Long-term care nurses manage medications, check vital signs and document patients’ care plans and progress so the primary care team can stay up to date with the patient’s status. Those working in long-term care nursing also watch for signs of decline in their patients’ health, such as wounds that are not healing, patients who are losing weight and not getting enough nutrition, and those who may need more specialized nursing care. The LTC nurse alerts the care team to these changes, so the patient receives proper care.

Additional job duties of the LTC nurse include helping with:

  • Coordinating care with the team
  • Activities of daily living (ADLs): preparing meals, bathing, practicing light housework
  • Exercise and range of motion activities
  • Education for patients and family members

Pros and Cons of Being a Long-Term Care Nurse

Although long-term care nurses have many important duties when taking care of patients, there are pros and cons of being an LTC nurse:


Getting to know your patients well. Patients usually spend more time in LTC than in the hospital. Because of this, nurses in LTC get to know their patients and their families much better, forming a stronger nurse–patient bond.


Transitioning patients to a nursing home or hospice care. Unfortunately, some patients are not able to get strong enough to go home, especially older patients and those with chronic diseases. Sometimes the decision is made to transition to even longer-term nursing homes, or to palliative or hospice care. Some LTC facilities include this type of care, so the patient may not have to move to a different facility.

Increased compassion fatigue. Like family members, LTC nurses can also feel frustrated if their patients struggle with recovery.5 Patience goes a long way toward building a mutually respectful relationship with your patients and their loved ones. Remember that you are doing your best, and so is your patient.

Start Your Nursing Career as a Long-Term Care Nurse

You already know you have what it takes to be a great nurse, and you may be considering the benefits of becoming a long-term care nurse. Not only do LTC nurses provide invaluable care and support to patients who need it the most, but they also get to build strong bonds with their patients, and to see them recover and thrive after adversity.

With Grand Canyon University’s accelerated BSN program, you can be on your way to a career as a long-term care nurse in as few as 16 months.6 After graduating, you’ll have the foundational education to position yourself for a career in long-term care nursing settings. Fill out the form on this page to learn more and get started today. 

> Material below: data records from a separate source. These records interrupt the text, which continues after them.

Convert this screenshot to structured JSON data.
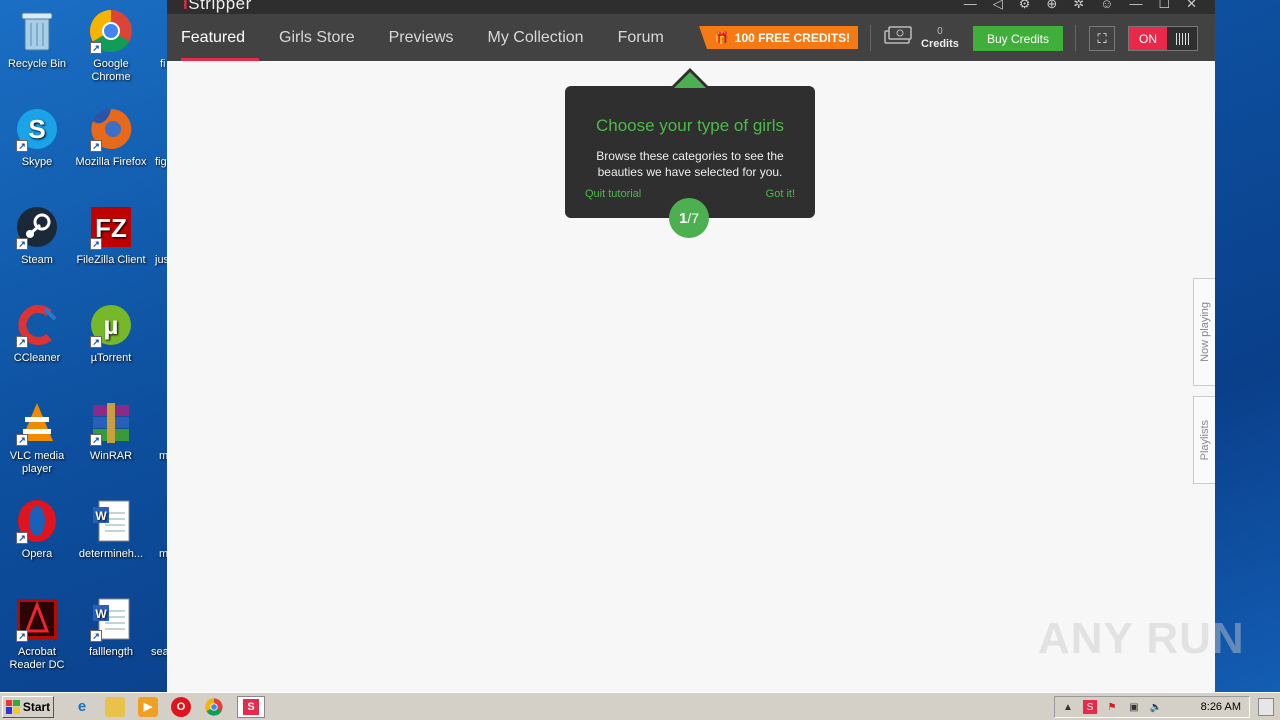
{
  "desktop": {
    "icons": [
      {
        "label": "Recycle Bin",
        "icon": "recycle-bin-icon",
        "color": "#7fb3d9"
      },
      {
        "label": "Google Chrome",
        "icon": "chrome-icon",
        "color": "#f2b20f"
      },
      {
        "label": "Skype",
        "icon": "skype-icon",
        "color": "#1aa3e8"
      },
      {
        "label": "Mozilla Firefox",
        "icon": "firefox-icon",
        "color": "#e66a1a"
      },
      {
        "label": "Steam",
        "icon": "steam-icon",
        "color": "#1b2838"
      },
      {
        "label": "FileZilla Client",
        "icon": "filezilla-icon",
        "color": "#bf0000"
      },
      {
        "label": "CCleaner",
        "icon": "ccleaner-icon",
        "color": "#d33"
      },
      {
        "label": "µTorrent",
        "icon": "utorrent-icon",
        "color": "#77b82a"
      },
      {
        "label": "VLC media player",
        "icon": "vlc-icon",
        "color": "#f08a00"
      },
      {
        "label": "WinRAR",
        "icon": "winrar-icon",
        "color": "#8a2b8a"
      },
      {
        "label": "Opera",
        "icon": "opera-icon",
        "color": "#e0141e"
      },
      {
        "label": "determineh...",
        "icon": "word-doc-icon",
        "color": "#2b5fb8"
      },
      {
        "label": "Acrobat Reader DC",
        "icon": "acrobat-icon",
        "color": "#b30b00"
      },
      {
        "label": "falllength",
        "icon": "word-doc-icon",
        "color": "#2b5fb8"
      }
    ],
    "partial_labels": [
      "fi",
      "fig",
      "jus",
      "m",
      "m",
      "sea"
    ]
  },
  "app": {
    "logo_prefix": "i",
    "logo_text": "Stripper",
    "nav": [
      {
        "label": "Featured",
        "active": true
      },
      {
        "label": "Girls Store",
        "active": false
      },
      {
        "label": "Previews",
        "active": false
      },
      {
        "label": "My Collection",
        "active": false
      },
      {
        "label": "Forum",
        "active": false
      }
    ],
    "free_credits_label": "100 FREE CREDITS!",
    "credits_count": "0",
    "credits_label": "Credits",
    "buy_credits_label": "Buy Credits",
    "toggle_label": "ON",
    "accent_color": "#e8294a",
    "green_color": "#4caf50"
  },
  "tooltip": {
    "title": "Choose your type of girls",
    "body": "Browse these categories to see the beauties we have selected for you.",
    "quit_label": "Quit tutorial",
    "got_it_label": "Got it!",
    "step_current": "1",
    "step_total": "/7"
  },
  "side_tabs": {
    "now_playing": "Now playing",
    "playlists": "Playlists"
  },
  "watermark": "ANY RUN",
  "taskbar": {
    "start_label": "Start",
    "clock": "8:26 AM"
  }
}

Martinez-Lacoba, R., Pardo-Garcia, I., & Escribano-Sotos, F. (2021, Dec. 16). Aging, Dependence, and Long-Term Care: A Systematic Review of Employment Creation. National Library of Medicine. Retrieved April 20, 2024.

National Institute on Aging. (2023, Oct. 12). What is Long-Term Care? Retrieved April 20, 2024. 

American Nurses Association. (2022, Nov. 16). Our Certifications. American Nurses Credentialing Center. Retrieved April 20, 2024.

 4 American Nurses Association. (n.d.). Gerontological Nursing Certification (Gero-BCTM). American Nurses Credentialing Center. Retrieved April 20, 2024.

Sussex Publishers. (n.d.). Compassion Fatigue. Psychology Today. Retrieved April 21, 2024. 

6 Secondary applicants must transfer a minimum of 60 of the required 123 credits or have completed a baccalaureate degree which includes nine prerequisite courses/labs and 10 general education courses prior to starting the core nursing courses, which can be completed in as few as 16 months. Direct entry applicants that do not transfer 60 credits but meet the minimum requirements can complete these credits through GCU prior to starting the core nursing courses. Depending on the state where student has enrolled or intends to complete the program, student may require additional courses. This may include, but is not limited to, additional general education courses, courses in the major, clinical courses or a different course sequence. See University Policy Handbook.

Approved by the associate dean of the College of Nursing and Healthcare Professions on June 17, 2024.

The views and opinions expressed in this article are those of the author’s and do not necessarily reflect the official policy or position of Grand Canyon University. Any sources cited were accurate as of the publish date.